Count how many lines below include the word "Triplet". Answer with a number only.
:::::
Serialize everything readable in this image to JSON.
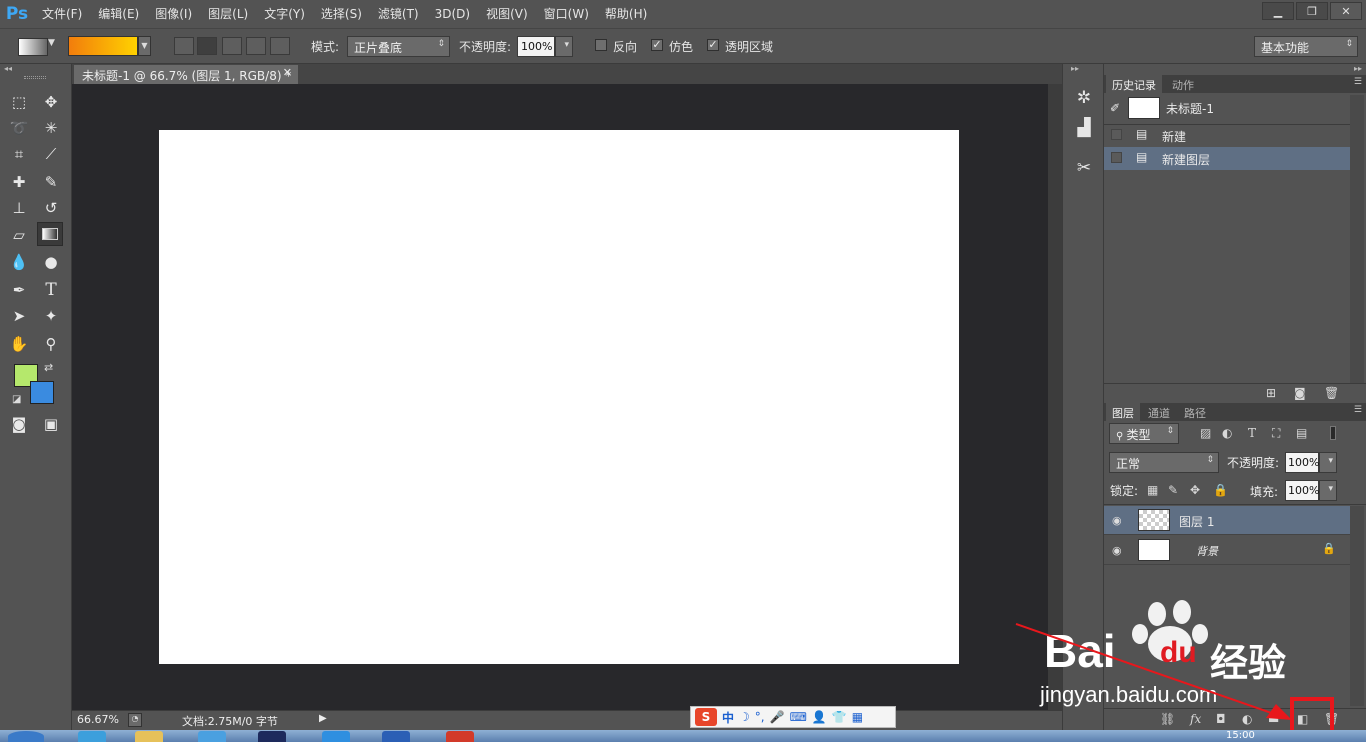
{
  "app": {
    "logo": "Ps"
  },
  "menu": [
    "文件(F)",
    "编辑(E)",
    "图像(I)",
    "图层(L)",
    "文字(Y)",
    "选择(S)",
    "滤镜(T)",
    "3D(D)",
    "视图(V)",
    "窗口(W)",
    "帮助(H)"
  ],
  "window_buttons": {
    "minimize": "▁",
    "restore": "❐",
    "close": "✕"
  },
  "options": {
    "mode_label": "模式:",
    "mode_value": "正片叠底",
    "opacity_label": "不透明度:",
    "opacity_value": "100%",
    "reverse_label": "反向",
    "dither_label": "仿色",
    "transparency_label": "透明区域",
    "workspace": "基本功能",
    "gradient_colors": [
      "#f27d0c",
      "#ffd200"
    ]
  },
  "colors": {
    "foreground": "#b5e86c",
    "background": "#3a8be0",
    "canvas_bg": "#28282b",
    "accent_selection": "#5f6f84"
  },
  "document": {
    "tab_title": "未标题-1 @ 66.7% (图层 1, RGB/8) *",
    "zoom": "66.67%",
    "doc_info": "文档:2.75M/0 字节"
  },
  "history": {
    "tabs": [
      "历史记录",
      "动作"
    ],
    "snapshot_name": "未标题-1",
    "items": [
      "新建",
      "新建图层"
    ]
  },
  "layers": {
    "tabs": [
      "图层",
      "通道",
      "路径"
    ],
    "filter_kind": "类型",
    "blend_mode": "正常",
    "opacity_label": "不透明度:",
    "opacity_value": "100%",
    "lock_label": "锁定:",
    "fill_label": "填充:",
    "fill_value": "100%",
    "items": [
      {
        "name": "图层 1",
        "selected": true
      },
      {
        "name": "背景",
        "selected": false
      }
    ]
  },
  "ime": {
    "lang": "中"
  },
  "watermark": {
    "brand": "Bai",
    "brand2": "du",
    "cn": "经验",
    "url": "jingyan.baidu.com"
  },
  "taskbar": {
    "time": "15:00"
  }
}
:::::
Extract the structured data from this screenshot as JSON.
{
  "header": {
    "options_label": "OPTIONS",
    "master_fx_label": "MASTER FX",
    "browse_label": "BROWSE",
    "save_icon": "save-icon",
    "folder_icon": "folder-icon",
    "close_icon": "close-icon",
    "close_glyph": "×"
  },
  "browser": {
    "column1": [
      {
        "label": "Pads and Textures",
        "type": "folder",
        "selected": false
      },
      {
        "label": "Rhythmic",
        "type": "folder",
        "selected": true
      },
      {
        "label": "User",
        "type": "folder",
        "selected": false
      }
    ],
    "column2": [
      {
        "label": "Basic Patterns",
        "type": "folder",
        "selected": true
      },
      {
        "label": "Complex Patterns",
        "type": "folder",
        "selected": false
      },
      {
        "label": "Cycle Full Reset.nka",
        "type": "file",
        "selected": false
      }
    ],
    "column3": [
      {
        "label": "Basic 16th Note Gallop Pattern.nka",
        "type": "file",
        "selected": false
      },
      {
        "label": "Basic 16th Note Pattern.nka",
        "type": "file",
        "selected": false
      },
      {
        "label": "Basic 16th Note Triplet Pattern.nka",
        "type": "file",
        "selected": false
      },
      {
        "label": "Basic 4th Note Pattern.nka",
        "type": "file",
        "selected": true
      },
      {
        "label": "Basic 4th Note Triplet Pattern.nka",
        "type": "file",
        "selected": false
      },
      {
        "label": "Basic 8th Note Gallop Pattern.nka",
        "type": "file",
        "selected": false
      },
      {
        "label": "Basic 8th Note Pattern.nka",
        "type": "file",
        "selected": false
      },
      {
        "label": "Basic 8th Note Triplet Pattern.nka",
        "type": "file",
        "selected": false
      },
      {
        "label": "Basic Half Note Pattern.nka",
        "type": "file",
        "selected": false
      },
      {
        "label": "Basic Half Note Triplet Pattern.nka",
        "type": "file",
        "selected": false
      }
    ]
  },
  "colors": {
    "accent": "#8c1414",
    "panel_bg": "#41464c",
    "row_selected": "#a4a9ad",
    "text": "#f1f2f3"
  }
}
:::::
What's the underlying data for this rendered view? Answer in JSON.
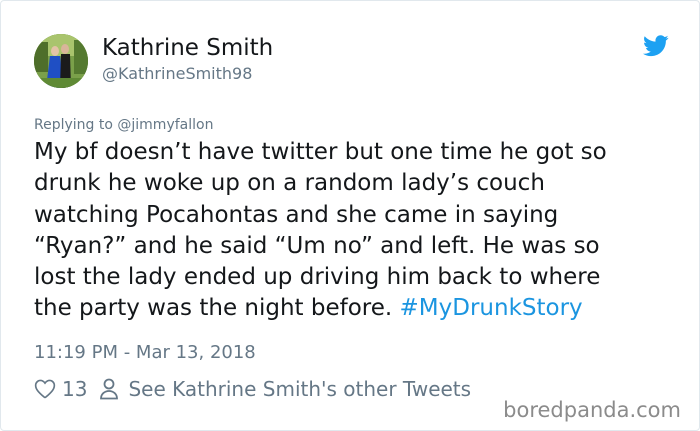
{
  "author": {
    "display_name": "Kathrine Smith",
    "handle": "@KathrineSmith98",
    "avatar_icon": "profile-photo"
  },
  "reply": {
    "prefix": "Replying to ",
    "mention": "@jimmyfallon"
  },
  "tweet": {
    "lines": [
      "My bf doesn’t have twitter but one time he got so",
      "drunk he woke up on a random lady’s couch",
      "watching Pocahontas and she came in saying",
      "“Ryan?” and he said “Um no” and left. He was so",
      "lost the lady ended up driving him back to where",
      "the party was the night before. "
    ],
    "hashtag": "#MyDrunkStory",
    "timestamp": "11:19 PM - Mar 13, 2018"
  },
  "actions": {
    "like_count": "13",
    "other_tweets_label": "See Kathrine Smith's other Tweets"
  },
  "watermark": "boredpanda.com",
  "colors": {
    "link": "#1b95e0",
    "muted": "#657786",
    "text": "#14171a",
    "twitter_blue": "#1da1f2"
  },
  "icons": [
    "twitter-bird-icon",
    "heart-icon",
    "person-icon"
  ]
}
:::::
## Completed task
4